While the majority of their donation from the Panthers will go directly to funding their newfound USA Warrior Hockey Program, a portion of those funds also went towards helping the team get to its first competitive tournament, the USA Hockey Warrior Classic, in October in Las Vegas.
Playing with heavy hearts after losing Accardi just a month earlier, the Florida Warriors, more inspired and committed than ever, went on to win the Tier 2 Championship at the annual event.
"These guys showed up at every game and to any meeting," Roskin said. "They were never late. They played their hearts out. They were the reason why we came back as champions."
In addition to earning their first championship banner, the team also brought a long a banner of their own to the tournament, one honoring Accardi's life and commitment to the team's mission.
"Even though he wasn't with us, he was with us," Roskin said.
Moving forward, Roskin and rest of the Florida Warriors are looking forward to continuing to build upon Accardi's vision.
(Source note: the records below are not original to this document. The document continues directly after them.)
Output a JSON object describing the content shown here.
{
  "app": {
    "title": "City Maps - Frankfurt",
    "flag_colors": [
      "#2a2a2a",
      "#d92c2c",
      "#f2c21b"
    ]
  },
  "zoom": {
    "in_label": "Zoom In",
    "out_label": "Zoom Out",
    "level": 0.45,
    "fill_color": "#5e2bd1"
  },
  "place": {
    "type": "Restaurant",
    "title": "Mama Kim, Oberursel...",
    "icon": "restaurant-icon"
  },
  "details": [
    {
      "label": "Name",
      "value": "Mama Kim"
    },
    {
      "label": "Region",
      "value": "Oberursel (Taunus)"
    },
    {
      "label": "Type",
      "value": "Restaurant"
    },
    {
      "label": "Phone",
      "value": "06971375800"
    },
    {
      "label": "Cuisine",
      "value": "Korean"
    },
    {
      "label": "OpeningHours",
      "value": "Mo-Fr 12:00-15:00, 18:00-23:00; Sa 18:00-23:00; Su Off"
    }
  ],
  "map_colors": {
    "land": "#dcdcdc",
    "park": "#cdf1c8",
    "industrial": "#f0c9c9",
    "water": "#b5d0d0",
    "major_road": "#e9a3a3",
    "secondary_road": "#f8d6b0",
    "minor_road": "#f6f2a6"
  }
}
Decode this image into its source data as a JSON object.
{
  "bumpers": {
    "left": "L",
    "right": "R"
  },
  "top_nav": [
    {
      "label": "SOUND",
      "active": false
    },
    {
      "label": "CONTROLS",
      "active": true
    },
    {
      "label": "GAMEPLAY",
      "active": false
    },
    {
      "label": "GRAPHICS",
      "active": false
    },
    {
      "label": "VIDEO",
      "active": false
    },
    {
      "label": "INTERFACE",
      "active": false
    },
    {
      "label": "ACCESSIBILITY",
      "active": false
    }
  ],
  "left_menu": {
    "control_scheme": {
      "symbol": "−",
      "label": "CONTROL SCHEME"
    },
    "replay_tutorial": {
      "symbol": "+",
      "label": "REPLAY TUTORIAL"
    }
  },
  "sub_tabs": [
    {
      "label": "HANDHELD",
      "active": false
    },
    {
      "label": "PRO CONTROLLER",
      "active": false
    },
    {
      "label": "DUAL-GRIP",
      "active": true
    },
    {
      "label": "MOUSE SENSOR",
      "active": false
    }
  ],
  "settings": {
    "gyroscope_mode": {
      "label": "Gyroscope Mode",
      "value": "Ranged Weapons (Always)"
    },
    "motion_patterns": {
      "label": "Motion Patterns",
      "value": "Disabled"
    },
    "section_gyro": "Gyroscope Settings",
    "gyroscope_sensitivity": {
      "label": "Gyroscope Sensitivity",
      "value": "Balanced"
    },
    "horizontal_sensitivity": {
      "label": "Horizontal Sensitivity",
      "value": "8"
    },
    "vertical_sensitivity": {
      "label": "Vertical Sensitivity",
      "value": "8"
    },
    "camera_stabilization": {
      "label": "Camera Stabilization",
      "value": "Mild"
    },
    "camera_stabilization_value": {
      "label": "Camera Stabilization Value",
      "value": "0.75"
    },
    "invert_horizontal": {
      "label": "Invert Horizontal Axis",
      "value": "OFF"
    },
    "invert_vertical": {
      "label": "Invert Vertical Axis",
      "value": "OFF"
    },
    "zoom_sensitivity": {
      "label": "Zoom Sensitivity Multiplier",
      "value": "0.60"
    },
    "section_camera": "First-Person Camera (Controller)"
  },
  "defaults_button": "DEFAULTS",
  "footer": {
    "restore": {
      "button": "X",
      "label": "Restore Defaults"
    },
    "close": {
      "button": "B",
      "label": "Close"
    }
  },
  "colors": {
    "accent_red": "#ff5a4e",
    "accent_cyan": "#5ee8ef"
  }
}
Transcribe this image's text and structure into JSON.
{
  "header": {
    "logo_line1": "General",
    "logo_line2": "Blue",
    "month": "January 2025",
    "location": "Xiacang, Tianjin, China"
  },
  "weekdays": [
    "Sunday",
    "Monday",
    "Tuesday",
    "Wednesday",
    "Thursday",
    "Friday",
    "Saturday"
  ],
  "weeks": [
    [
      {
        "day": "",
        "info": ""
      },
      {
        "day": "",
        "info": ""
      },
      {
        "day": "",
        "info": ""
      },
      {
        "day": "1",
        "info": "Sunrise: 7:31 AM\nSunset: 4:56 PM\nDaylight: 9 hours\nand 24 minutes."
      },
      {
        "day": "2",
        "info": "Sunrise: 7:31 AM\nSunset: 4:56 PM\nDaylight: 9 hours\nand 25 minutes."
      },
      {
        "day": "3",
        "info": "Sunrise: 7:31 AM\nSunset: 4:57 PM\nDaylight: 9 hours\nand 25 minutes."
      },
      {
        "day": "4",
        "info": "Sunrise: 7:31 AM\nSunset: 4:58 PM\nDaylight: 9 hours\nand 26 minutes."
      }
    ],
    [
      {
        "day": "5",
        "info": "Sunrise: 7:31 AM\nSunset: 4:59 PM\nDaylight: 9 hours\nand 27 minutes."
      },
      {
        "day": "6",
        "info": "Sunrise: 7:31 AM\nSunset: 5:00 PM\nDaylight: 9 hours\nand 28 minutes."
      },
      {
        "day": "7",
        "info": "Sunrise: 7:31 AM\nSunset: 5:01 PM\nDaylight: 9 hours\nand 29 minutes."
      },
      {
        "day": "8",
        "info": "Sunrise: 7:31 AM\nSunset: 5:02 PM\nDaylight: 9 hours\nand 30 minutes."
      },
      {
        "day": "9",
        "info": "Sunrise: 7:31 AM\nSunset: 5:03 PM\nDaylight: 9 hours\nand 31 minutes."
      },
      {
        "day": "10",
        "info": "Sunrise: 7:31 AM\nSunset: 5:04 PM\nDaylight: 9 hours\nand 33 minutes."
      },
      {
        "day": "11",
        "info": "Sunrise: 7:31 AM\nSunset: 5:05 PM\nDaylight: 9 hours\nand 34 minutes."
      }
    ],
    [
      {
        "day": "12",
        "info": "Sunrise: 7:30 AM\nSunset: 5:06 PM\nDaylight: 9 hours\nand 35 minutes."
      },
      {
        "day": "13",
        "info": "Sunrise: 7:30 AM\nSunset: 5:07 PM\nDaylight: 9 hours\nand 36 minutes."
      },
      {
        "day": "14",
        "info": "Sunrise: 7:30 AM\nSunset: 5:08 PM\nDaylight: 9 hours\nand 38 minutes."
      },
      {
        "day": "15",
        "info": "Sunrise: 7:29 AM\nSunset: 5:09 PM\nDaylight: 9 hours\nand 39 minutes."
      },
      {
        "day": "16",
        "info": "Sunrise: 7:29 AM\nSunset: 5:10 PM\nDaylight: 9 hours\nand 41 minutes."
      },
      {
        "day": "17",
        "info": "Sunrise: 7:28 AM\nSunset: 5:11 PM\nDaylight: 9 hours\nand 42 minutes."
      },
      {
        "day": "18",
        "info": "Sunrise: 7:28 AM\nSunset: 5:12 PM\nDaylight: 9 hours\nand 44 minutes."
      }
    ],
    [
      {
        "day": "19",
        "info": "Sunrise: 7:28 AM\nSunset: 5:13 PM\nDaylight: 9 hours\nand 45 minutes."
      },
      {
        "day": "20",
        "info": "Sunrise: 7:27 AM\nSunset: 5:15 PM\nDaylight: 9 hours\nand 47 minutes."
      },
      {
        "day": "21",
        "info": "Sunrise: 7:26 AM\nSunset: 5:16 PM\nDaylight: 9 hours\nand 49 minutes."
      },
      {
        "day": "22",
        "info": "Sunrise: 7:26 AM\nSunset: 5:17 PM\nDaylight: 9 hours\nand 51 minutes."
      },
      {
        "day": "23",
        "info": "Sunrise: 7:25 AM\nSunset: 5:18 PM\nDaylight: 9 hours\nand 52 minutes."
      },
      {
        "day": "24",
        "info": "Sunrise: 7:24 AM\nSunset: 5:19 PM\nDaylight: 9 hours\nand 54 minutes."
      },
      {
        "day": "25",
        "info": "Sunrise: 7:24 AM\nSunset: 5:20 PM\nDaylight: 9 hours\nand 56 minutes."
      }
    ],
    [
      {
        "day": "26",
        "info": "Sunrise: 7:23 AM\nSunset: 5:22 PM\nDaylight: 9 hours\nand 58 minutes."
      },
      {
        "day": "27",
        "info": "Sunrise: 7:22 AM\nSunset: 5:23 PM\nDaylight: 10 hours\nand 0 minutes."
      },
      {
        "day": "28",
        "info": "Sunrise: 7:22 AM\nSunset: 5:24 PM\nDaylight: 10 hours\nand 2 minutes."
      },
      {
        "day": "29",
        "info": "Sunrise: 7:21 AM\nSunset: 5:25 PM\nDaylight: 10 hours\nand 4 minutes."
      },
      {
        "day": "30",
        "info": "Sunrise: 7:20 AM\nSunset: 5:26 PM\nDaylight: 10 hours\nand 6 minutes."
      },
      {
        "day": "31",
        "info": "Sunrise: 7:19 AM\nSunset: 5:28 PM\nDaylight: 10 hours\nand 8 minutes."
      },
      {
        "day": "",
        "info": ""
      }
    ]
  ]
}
Not only do they plan to compete in future tournaments, but they also hope to host a tournament of their own one day, one that specifically honors Accardi.
By using hockey as a rehabilitation tool to overcome physical and mental disabilities sustained in service, Accardi, Roskin says, would often say that even helping one veteran was a victory.
"These guys, they live for hockey," Roskin said. "They've played hockey before, but it's not a requirement for our program. We're not looking for guys that played at high levels. We're looking for any veteran who qualifies to either play hockey with us because they know how to play or want to learn to play. We've got a lot of guys involved and ones that want to be involved."
Roskin and the rest the Florida Warriors were honored and presented with their Community Champions Grant when the Panthers hosted Los Angeles Kings at BB&T Center on Jan. 16.